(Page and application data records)
↓
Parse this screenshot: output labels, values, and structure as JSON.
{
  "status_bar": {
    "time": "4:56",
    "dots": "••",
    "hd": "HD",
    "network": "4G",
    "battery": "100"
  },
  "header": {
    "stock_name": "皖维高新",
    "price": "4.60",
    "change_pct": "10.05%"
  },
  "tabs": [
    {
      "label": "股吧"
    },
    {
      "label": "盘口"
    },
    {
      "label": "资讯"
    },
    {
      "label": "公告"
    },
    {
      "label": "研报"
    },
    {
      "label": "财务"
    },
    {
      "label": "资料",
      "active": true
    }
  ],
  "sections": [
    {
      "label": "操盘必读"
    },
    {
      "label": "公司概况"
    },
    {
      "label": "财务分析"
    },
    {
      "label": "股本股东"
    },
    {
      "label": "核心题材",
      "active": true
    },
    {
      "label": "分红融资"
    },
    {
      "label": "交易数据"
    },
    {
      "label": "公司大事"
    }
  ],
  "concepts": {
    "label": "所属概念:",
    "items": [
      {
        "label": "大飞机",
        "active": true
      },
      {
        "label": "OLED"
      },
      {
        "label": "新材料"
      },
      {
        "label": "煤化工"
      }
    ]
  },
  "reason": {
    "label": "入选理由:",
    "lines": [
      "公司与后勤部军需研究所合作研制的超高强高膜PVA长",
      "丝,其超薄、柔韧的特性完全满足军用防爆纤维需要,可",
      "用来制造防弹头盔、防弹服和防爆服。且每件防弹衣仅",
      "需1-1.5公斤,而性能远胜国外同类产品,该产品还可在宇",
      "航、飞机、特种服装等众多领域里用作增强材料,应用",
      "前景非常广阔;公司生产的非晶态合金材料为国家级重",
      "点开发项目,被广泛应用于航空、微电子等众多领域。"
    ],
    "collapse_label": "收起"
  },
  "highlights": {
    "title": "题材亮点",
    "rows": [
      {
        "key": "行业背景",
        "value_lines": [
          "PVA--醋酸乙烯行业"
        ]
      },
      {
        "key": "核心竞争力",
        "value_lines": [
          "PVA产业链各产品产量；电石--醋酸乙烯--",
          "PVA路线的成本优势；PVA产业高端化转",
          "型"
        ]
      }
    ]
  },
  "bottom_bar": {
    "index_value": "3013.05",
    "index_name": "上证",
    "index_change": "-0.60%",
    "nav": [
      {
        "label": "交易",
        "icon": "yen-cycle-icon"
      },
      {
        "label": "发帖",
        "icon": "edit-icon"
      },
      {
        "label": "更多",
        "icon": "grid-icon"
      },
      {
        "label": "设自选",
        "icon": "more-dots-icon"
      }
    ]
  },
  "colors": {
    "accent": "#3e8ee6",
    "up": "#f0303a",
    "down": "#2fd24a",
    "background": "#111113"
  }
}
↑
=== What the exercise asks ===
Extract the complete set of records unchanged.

=== Reply ===
Parse this screenshot: output labels, values, and structure as JSON.
{
  "status_bar": {
    "time": "4:56",
    "dots": "••",
    "hd": "HD",
    "network": "4G",
    "battery": "100"
  },
  "header": {
    "stock_name": "皖维高新",
    "price": "4.60",
    "change_pct": "10.05%"
  },
  "tabs": [
    {
      "label": "股吧"
    },
    {
      "label": "盘口"
    },
    {
      "label": "资讯"
    },
    {
      "label": "公告"
    },
    {
      "label": "研报"
    },
    {
      "label": "财务"
    },
    {
      "label": "资料",
      "active": true
    }
  ],
  "sections": [
    {
      "label": "操盘必读"
    },
    {
      "label": "公司概况"
    },
    {
      "label": "财务分析"
    },
    {
      "label": "股本股东"
    },
    {
      "label": "核心题材",
      "active": true
    },
    {
      "label": "分红融资"
    },
    {
      "label": "交易数据"
    },
    {
      "label": "公司大事"
    }
  ],
  "concepts": {
    "label": "所属概念:",
    "items": [
      {
        "label": "大飞机",
        "active": true
      },
      {
        "label": "OLED"
      },
      {
        "label": "新材料"
      },
      {
        "label": "煤化工"
      }
    ]
  },
  "reason": {
    "label": "入选理由:",
    "lines": [
      "公司与后勤部军需研究所合作研制的超高强高膜PVA长",
      "丝,其超薄、柔韧的特性完全满足军用防爆纤维需要,可",
      "用来制造防弹头盔、防弹服和防爆服。且每件防弹衣仅",
      "需1-1.5公斤,而性能远胜国外同类产品,该产品还可在宇",
      "航、飞机、特种服装等众多领域里用作增强材料,应用",
      "前景非常广阔;公司生产的非晶态合金材料为国家级重",
      "点开发项目,被广泛应用于航空、微电子等众多领域。"
    ],
    "collapse_label": "收起"
  },
  "highlights": {
    "title": "题材亮点",
    "rows": [
      {
        "key": "行业背景",
        "value_lines": [
          "PVA--醋酸乙烯行业"
        ]
      },
      {
        "key": "核心竞争力",
        "value_lines": [
          "PVA产业链各产品产量；电石--醋酸乙烯--",
          "PVA路线的成本优势；PVA产业高端化转",
          "型"
        ]
      }
    ]
  },
  "bottom_bar": {
    "index_value": "3013.05",
    "index_name": "上证",
    "index_change": "-0.60%",
    "nav": [
      {
        "label": "交易",
        "icon": "yen-cycle-icon"
      },
      {
        "label": "发帖",
        "icon": "edit-icon"
      },
      {
        "label": "更多",
        "icon": "grid-icon"
      },
      {
        "label": "设自选",
        "icon": "more-dots-icon"
      }
    ]
  },
  "colors": {
    "accent": "#3e8ee6",
    "up": "#f0303a",
    "down": "#2fd24a",
    "background": "#111113"
  }
}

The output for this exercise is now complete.